''Besides, a lot of people cook while listening to our show, and you can't cook and watch television at the same time and enjoy it. Good television tends to drive out good cooking. Our show is heard in thousands of kitchens amongst fabulous aromas by people dizzy with pleasure at the prospect of dinner, for which we are a lead-in show.
''I'd hate to replace that happy gang with a bunch of people lined up facing one way and eating Kraft or Stouffer's.''
Ms. Moos did suggest, however, that they may some day do a live radio and television simulcast.
Part of the fun - and the risk - of live radio is that anything can happen. And it does. Stage manager Marge Ostroushko (Peter's wife) told with amusement about a reporter who once wrote that the show ran itself. ''Ha!'' she exclaimed. After six years with the show, she's used to crises.
''People sometimes forget to bring their instruments with them on stage,'' Ms. Ostroushko says. ''You can't yell out since it's going live, so you'll see someone mouthing (the word) 'guitar' '' to somebody else backstage. A guitar is passed to the performer.
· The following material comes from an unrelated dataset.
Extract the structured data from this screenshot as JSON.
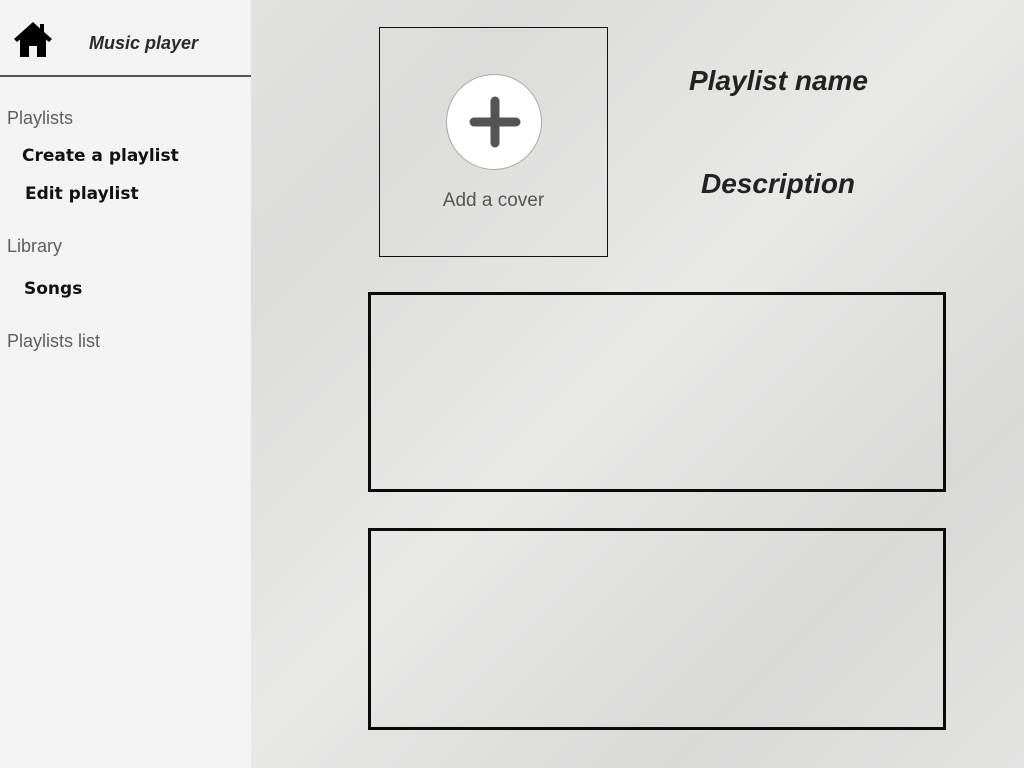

And what reaches the listener's ear sounds smoothly professional.
Another first for the spring tour was a broadcast from New York City. The show is now in Boston, where it has its highest listenership outside Minnesota, for five sellout shows ending tomorrow.